Task instructions:
Scan the records below for the word "layer". Copy each line where it appears.

Data provided:
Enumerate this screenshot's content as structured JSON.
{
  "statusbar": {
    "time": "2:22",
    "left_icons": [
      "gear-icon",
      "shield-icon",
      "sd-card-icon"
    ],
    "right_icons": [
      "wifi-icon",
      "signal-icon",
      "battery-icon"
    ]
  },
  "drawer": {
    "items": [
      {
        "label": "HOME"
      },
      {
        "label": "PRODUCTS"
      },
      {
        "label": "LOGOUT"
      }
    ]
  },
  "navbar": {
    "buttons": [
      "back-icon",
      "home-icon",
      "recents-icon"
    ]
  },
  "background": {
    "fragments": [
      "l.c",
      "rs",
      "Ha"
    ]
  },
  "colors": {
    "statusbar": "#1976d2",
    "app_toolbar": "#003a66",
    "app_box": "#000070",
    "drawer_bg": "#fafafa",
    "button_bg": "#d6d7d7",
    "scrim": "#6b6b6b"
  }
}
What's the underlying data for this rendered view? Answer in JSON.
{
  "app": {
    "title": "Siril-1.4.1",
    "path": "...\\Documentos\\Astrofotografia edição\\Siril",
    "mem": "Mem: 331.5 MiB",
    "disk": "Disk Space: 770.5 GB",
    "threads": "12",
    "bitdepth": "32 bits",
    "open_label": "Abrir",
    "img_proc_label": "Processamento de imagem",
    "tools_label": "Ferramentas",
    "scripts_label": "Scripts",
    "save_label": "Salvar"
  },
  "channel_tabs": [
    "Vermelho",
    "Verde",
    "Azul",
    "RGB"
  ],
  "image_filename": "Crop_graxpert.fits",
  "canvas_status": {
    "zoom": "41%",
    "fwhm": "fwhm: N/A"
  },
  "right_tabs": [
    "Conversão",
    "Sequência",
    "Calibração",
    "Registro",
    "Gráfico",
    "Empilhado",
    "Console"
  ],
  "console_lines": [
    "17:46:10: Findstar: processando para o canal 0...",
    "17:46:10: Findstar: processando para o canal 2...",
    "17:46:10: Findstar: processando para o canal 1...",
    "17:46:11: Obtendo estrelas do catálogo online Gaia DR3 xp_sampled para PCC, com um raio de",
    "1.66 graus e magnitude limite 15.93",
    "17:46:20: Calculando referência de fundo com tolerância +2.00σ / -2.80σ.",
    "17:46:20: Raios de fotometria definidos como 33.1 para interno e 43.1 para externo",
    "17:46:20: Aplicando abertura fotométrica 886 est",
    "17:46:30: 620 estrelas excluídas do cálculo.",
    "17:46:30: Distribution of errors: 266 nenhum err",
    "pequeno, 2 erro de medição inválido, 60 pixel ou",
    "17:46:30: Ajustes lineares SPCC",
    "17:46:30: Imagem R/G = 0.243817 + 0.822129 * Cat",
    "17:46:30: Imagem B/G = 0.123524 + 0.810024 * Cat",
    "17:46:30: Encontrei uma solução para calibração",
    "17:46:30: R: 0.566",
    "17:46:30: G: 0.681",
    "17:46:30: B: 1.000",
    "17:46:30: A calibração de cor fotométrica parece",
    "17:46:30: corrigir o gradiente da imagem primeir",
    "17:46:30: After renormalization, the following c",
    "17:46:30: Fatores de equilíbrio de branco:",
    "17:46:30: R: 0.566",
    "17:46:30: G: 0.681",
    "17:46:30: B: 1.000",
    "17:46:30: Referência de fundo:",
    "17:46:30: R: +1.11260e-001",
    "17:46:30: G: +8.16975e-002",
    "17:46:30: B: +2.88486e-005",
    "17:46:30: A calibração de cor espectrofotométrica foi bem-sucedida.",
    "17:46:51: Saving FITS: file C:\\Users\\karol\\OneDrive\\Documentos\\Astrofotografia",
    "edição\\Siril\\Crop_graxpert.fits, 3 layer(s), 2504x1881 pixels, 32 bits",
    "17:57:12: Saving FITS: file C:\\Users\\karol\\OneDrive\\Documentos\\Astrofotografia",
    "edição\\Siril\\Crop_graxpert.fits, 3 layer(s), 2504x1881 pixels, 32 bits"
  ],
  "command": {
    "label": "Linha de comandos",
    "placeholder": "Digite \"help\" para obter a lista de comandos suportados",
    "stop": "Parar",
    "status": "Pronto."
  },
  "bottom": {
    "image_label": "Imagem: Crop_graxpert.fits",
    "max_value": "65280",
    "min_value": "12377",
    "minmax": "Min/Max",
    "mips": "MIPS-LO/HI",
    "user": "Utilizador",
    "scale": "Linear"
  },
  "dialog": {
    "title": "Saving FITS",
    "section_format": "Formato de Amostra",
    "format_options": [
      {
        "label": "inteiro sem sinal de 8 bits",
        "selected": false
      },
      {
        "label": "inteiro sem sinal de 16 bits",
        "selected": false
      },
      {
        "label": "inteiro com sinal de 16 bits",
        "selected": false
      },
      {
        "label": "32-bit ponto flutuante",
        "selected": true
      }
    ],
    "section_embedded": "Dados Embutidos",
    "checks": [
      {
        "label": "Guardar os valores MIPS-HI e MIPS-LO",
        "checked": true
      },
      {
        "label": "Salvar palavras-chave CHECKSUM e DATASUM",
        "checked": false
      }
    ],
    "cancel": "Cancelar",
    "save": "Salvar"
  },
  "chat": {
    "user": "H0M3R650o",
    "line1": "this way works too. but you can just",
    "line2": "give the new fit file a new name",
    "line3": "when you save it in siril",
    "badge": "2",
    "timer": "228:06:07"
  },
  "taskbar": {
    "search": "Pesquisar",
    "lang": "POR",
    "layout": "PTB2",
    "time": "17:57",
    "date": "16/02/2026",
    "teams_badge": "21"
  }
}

Solution to this problem:
    "edição\\Siril\\Crop_graxpert.fits, 3 layer(s), 2504x1881 pixels, 32 bits",
    "edição\\Siril\\Crop_graxpert.fits, 3 layer(s), 2504x1881 pixels, 32 bits"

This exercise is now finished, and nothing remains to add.